While Trump bragged recently that his book The Art of the Deal is the best book since the Bible, his 1997 book The Art of the Comeback is more relevant to this discussion. Resenting insinuations that he was ever bankrupt, he does acknowledge the restructuring of several of his businesses. Cynics have suggested Trump puts his name on all his buildings so that his creditors know where to redeem their assets. In fact, many buildings where Trump has retained only a tiny stake still showcase his name as creditors had to acknowledge the brand helped them close deals, complete the structures, and attract tenants.

Attacks on Trump’s competence or character only fortify his resolve. As Nietzsche advised, “What does not kill me makes me stronger.” Trump thrives on being defined by an “us versus them” mentality.
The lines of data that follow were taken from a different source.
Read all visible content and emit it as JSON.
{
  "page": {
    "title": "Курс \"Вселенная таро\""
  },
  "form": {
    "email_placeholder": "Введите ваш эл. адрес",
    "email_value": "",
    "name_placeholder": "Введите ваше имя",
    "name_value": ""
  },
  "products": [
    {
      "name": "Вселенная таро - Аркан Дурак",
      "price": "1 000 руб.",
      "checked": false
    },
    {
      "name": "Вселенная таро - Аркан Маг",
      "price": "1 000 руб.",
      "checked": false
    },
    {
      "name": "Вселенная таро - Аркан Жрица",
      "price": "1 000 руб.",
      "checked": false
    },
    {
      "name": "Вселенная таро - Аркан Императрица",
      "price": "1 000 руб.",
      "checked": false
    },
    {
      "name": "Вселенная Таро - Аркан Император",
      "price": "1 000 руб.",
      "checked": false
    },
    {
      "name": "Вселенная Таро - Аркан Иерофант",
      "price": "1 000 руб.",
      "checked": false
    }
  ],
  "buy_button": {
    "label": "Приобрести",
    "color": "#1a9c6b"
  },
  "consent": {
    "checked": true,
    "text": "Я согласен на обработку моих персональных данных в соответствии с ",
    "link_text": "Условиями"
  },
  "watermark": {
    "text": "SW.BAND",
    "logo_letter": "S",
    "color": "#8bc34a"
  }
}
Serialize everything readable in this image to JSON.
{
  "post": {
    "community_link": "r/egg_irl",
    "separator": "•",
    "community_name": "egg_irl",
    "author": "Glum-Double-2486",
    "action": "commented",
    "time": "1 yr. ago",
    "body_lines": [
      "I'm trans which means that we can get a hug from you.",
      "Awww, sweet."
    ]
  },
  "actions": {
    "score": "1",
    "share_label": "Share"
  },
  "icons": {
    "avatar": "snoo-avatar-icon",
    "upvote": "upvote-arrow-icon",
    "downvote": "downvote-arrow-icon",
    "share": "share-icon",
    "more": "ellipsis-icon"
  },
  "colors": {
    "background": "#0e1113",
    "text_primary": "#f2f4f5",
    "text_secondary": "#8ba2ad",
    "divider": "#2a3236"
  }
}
A “Dump Trump” conspiracy of rival candidates will probably derail his candidacy in the Republican primaries but ensure that he launches a third party campaign to restore his reputation. In 1992, Ross Perot was a far less well-known, far more mercurial business leader outsider U.S. presidential candidate. He even withdrew from the campaign, re-entering five months later with an odd conspiratorial story about the CIA—and yet still drew 19% of the popular vote. It is quite likely that a Trump third party run would beat Perot’s impressive performance.

Despite his flamboyance and often attention-getting divisive inflammatory rhetoric, Trump is far more self-aware than most would expect. We were set up for a debate in Kuala Lumpur in 2005. I was surprised that anyone in Malaysia cared about our debate and was tired of repeating the same concerns about “The Apprentice.” So I asked him if he had any insights after experiencing setbacks. He replied with a parable.

He said he was entering a Manhattan party and saw a confused older man that was turned away by the guards. Trump went over to him and asked if he could help him. The old man smiled and said, “Donald, how are you? How is your father Fred?” The older man turned out to be renowned mega homebuilder and real estate titan William Levitt. Now in his 80s, Levitt had taken on big bets to revive his career long after selling his business, and had lost all his wealth. Trump’s lesson? “You must always know your limits. Despite my flamboyant public fights, I always know where the line is for me—even if that is not where you would draw it.”

Will the Republicans figure out where that line is drawn, and will The Donald?

Jeffrey Sonnenfeld is Senior Associate Dean of the Yale School of Management and Lester Crown Professor of Management Practice, as well as author of The Hero’s Farewell (Oxford University Press) and co-author of Firing Back (Harvard Business School Press).